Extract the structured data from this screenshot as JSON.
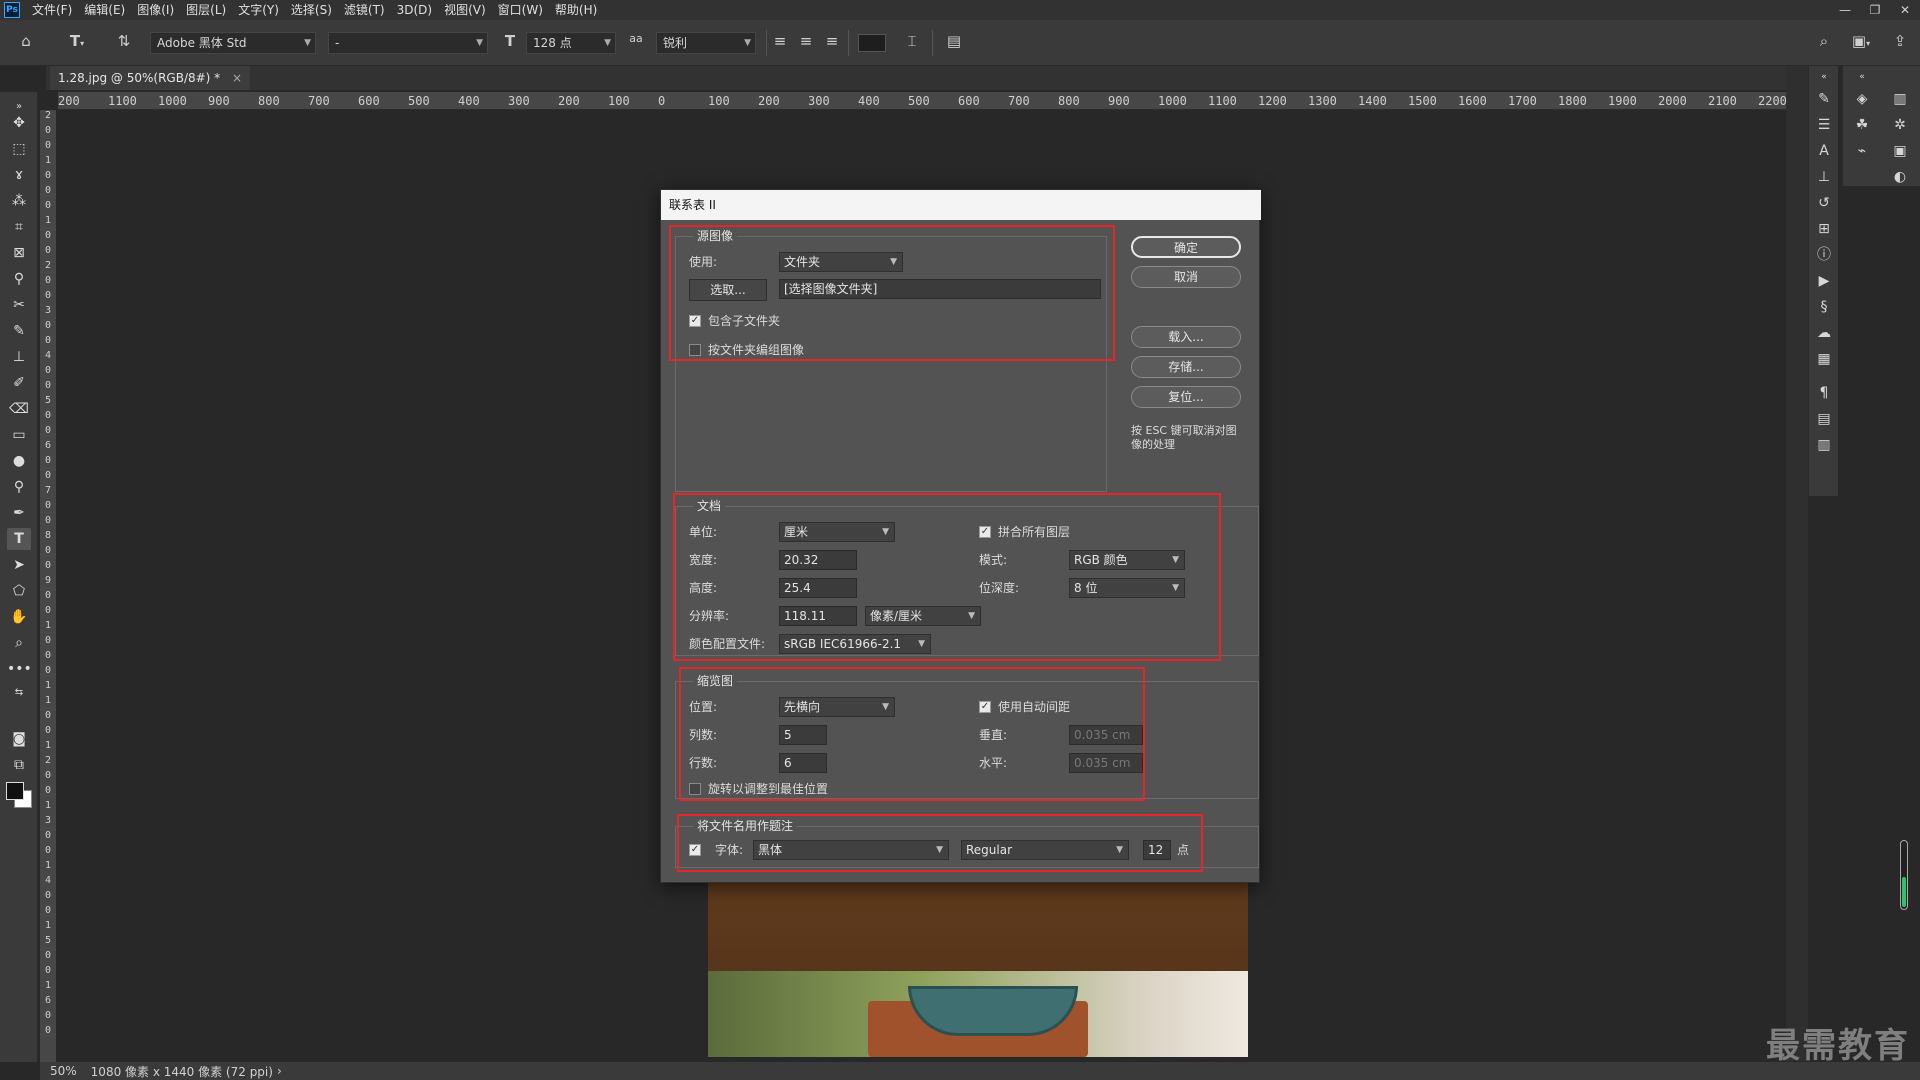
{
  "menubar": {
    "items": [
      "文件(F)",
      "编辑(E)",
      "图像(I)",
      "图层(L)",
      "文字(Y)",
      "选择(S)",
      "滤镜(T)",
      "3D(D)",
      "视图(V)",
      "窗口(W)",
      "帮助(H)"
    ]
  },
  "options": {
    "font_family": "Adobe 黑体 Std",
    "font_style": "-",
    "font_size": "128 点",
    "aa_label": "aa",
    "antialias": "锐利",
    "text_color": "#1e1e1e"
  },
  "document": {
    "tab_title": "1.28.jpg @ 50%(RGB/8#) *",
    "tab_close": "×"
  },
  "ruler": {
    "h_labels": [
      "200",
      "1100",
      "1000",
      "900",
      "800",
      "700",
      "600",
      "500",
      "400",
      "300",
      "200",
      "100",
      "0",
      "100",
      "200",
      "300",
      "400",
      "500",
      "600",
      "700",
      "800",
      "900",
      "1000",
      "1100",
      "1200",
      "1300",
      "1400",
      "1500",
      "1600",
      "1700",
      "1800",
      "1900",
      "2000",
      "2100",
      "2200"
    ],
    "v_labels": [
      "2",
      "0",
      "0",
      "1",
      "0",
      "0",
      "0",
      "1",
      "0",
      "0",
      "2",
      "0",
      "0",
      "3",
      "0",
      "0",
      "4",
      "0",
      "0",
      "5",
      "0",
      "0",
      "6",
      "0",
      "0",
      "7",
      "0",
      "0",
      "8",
      "0",
      "0",
      "9",
      "0",
      "0",
      "1",
      "0",
      "0",
      "0",
      "1",
      "1",
      "0",
      "0",
      "1",
      "2",
      "0",
      "0",
      "1",
      "3",
      "0",
      "0",
      "1",
      "4",
      "0",
      "0",
      "1",
      "5",
      "0",
      "0",
      "1",
      "6",
      "0",
      "0"
    ]
  },
  "status": {
    "zoom": "50%",
    "doc_info": "1080 像素 x 1440 像素 (72 ppi)",
    "arrow": "›"
  },
  "watermark": "最需教育",
  "dialog": {
    "title": "联系表 II",
    "source": {
      "group_label": "源图像",
      "use_label": "使用:",
      "use_value": "文件夹",
      "choose_button": "选取...",
      "path_value": "[选择图像文件夹]",
      "include_subfolders": "包含子文件夹",
      "group_by_folder": "按文件夹编组图像"
    },
    "doc": {
      "group_label": "文档",
      "units_label": "单位:",
      "units_value": "厘米",
      "flatten_label": "拼合所有图层",
      "width_label": "宽度:",
      "width_value": "20.32",
      "mode_label": "模式:",
      "mode_value": "RGB 颜色",
      "height_label": "高度:",
      "height_value": "25.4",
      "depth_label": "位深度:",
      "depth_value": "8 位",
      "resolution_label": "分辨率:",
      "resolution_value": "118.11",
      "res_unit_value": "像素/厘米",
      "profile_label": "颜色配置文件:",
      "profile_value": "sRGB IEC61966-2.1"
    },
    "thumbs": {
      "group_label": "缩览图",
      "place_label": "位置:",
      "place_value": "先横向",
      "auto_spacing_label": "使用自动间距",
      "cols_label": "列数:",
      "cols_value": "5",
      "vert_label": "垂直:",
      "vert_value": "0.035 cm",
      "rows_label": "行数:",
      "rows_value": "6",
      "horiz_label": "水平:",
      "horiz_value": "0.035 cm",
      "rotate_label": "旋转以调整到最佳位置"
    },
    "caption": {
      "group_label": "将文件名用作题注",
      "font_label": "字体:",
      "font_value": "黑体",
      "style_value": "Regular",
      "size_value": "12",
      "size_unit": "点"
    },
    "buttons": {
      "ok": "确定",
      "cancel": "取消",
      "load": "载入...",
      "save": "存储...",
      "reset": "复位..."
    },
    "hint": "按 ESC 键可取消对图像的处理",
    "highlight_color": "#e4262a"
  }
}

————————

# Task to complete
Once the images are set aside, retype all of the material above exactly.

# Result of this task
Extract the structured data from this screenshot as JSON.
{
  "menubar": {
    "items": [
      "文件(F)",
      "编辑(E)",
      "图像(I)",
      "图层(L)",
      "文字(Y)",
      "选择(S)",
      "滤镜(T)",
      "3D(D)",
      "视图(V)",
      "窗口(W)",
      "帮助(H)"
    ]
  },
  "options": {
    "font_family": "Adobe 黑体 Std",
    "font_style": "-",
    "font_size": "128 点",
    "aa_label": "aa",
    "antialias": "锐利",
    "text_color": "#1e1e1e"
  },
  "document": {
    "tab_title": "1.28.jpg @ 50%(RGB/8#) *",
    "tab_close": "×"
  },
  "ruler": {
    "h_labels": [
      "200",
      "1100",
      "1000",
      "900",
      "800",
      "700",
      "600",
      "500",
      "400",
      "300",
      "200",
      "100",
      "0",
      "100",
      "200",
      "300",
      "400",
      "500",
      "600",
      "700",
      "800",
      "900",
      "1000",
      "1100",
      "1200",
      "1300",
      "1400",
      "1500",
      "1600",
      "1700",
      "1800",
      "1900",
      "2000",
      "2100",
      "2200"
    ],
    "v_labels": [
      "2",
      "0",
      "0",
      "1",
      "0",
      "0",
      "0",
      "1",
      "0",
      "0",
      "2",
      "0",
      "0",
      "3",
      "0",
      "0",
      "4",
      "0",
      "0",
      "5",
      "0",
      "0",
      "6",
      "0",
      "0",
      "7",
      "0",
      "0",
      "8",
      "0",
      "0",
      "9",
      "0",
      "0",
      "1",
      "0",
      "0",
      "0",
      "1",
      "1",
      "0",
      "0",
      "1",
      "2",
      "0",
      "0",
      "1",
      "3",
      "0",
      "0",
      "1",
      "4",
      "0",
      "0",
      "1",
      "5",
      "0",
      "0",
      "1",
      "6",
      "0",
      "0"
    ]
  },
  "status": {
    "zoom": "50%",
    "doc_info": "1080 像素 x 1440 像素 (72 ppi)",
    "arrow": "›"
  },
  "watermark": "最需教育",
  "dialog": {
    "title": "联系表 II",
    "source": {
      "group_label": "源图像",
      "use_label": "使用:",
      "use_value": "文件夹",
      "choose_button": "选取...",
      "path_value": "[选择图像文件夹]",
      "include_subfolders": "包含子文件夹",
      "group_by_folder": "按文件夹编组图像"
    },
    "doc": {
      "group_label": "文档",
      "units_label": "单位:",
      "units_value": "厘米",
      "flatten_label": "拼合所有图层",
      "width_label": "宽度:",
      "width_value": "20.32",
      "mode_label": "模式:",
      "mode_value": "RGB 颜色",
      "height_label": "高度:",
      "height_value": "25.4",
      "depth_label": "位深度:",
      "depth_value": "8 位",
      "resolution_label": "分辨率:",
      "resolution_value": "118.11",
      "res_unit_value": "像素/厘米",
      "profile_label": "颜色配置文件:",
      "profile_value": "sRGB IEC61966-2.1"
    },
    "thumbs": {
      "group_label": "缩览图",
      "place_label": "位置:",
      "place_value": "先横向",
      "auto_spacing_label": "使用自动间距",
      "cols_label": "列数:",
      "cols_value": "5",
      "vert_label": "垂直:",
      "vert_value": "0.035 cm",
      "rows_label": "行数:",
      "rows_value": "6",
      "horiz_label": "水平:",
      "horiz_value": "0.035 cm",
      "rotate_label": "旋转以调整到最佳位置"
    },
    "caption": {
      "group_label": "将文件名用作题注",
      "font_label": "字体:",
      "font_value": "黑体",
      "style_value": "Regular",
      "size_value": "12",
      "size_unit": "点"
    },
    "buttons": {
      "ok": "确定",
      "cancel": "取消",
      "load": "载入...",
      "save": "存储...",
      "reset": "复位..."
    },
    "hint": "按 ESC 键可取消对图像的处理",
    "highlight_color": "#e4262a"
  }
}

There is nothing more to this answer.